● **BRIEF**: Count the lines below in which "What" appears, then give that number by itself.

[Data items]
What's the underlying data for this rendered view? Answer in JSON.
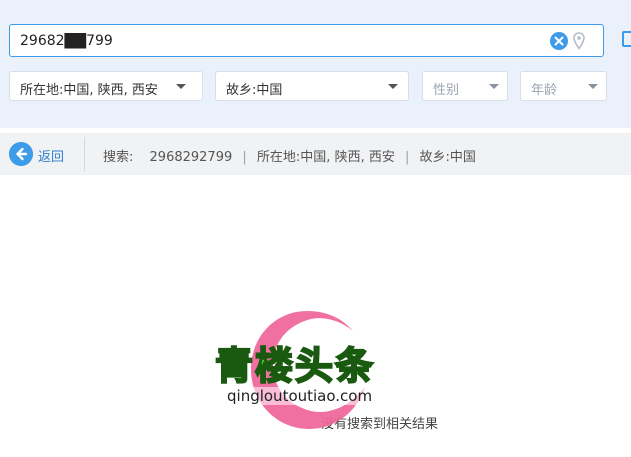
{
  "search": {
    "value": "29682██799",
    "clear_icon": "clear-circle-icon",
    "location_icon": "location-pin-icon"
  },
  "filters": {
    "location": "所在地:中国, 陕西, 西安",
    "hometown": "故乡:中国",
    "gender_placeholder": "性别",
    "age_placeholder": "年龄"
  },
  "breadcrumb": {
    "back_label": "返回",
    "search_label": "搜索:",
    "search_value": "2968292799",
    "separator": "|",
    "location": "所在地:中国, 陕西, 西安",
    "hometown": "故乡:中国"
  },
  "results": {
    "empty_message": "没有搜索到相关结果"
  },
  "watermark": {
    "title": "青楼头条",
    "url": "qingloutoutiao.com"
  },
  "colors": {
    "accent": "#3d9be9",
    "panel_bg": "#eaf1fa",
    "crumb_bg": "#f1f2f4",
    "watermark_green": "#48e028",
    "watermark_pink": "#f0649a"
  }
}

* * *

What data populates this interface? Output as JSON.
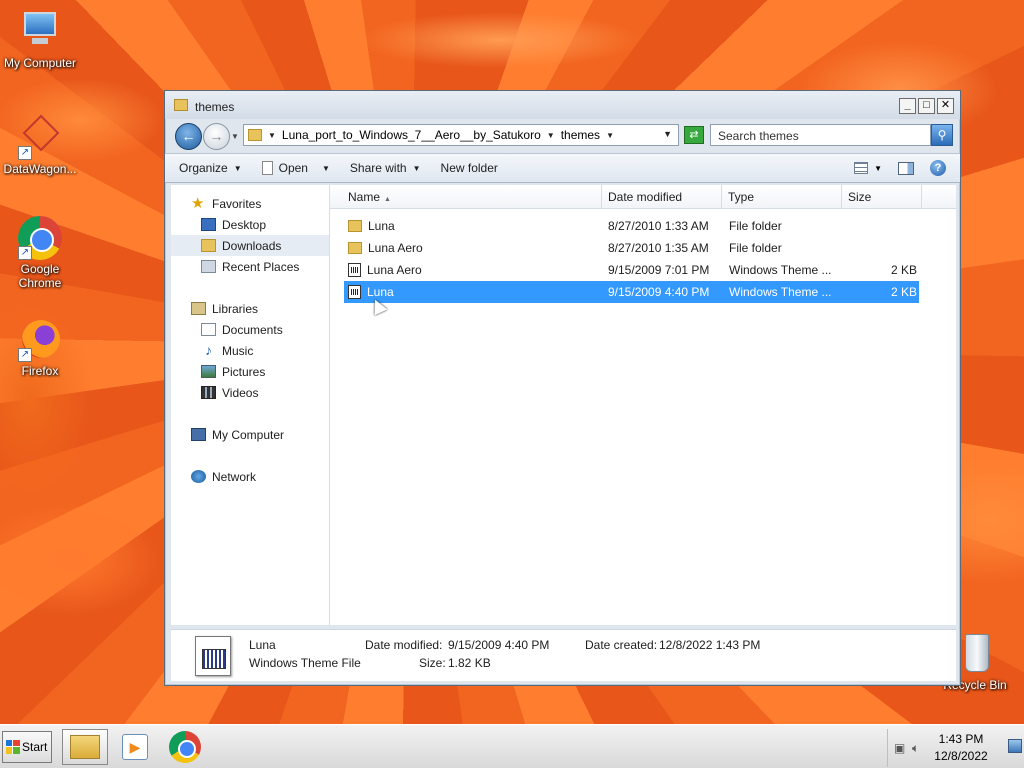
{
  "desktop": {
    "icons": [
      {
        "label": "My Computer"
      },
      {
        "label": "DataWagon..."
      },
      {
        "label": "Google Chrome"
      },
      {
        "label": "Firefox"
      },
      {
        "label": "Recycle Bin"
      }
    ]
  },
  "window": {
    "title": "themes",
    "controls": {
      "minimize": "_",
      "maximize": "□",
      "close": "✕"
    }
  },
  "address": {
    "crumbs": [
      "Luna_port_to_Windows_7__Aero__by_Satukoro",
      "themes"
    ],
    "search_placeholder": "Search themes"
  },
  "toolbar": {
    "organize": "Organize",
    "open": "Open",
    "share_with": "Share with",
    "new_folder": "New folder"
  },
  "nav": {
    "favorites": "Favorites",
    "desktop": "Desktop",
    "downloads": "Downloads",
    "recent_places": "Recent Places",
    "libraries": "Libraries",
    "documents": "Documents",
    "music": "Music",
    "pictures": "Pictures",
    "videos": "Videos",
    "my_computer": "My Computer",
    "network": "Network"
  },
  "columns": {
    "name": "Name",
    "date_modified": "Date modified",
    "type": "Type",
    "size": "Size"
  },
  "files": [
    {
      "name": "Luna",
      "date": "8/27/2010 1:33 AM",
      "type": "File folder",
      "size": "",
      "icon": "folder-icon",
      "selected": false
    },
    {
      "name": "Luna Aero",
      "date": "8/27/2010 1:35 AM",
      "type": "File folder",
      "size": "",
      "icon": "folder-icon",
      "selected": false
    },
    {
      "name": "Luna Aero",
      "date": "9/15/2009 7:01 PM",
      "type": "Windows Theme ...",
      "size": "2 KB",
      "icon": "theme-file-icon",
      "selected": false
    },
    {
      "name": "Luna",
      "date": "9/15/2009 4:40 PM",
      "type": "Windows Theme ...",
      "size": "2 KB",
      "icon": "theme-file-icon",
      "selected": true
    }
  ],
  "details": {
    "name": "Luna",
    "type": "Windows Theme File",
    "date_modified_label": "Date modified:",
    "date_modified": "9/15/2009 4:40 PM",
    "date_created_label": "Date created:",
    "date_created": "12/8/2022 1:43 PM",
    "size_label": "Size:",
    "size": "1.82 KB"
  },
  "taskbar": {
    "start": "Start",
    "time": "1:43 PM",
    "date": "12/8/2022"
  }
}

● **WRITTEN SOLUTION**: 2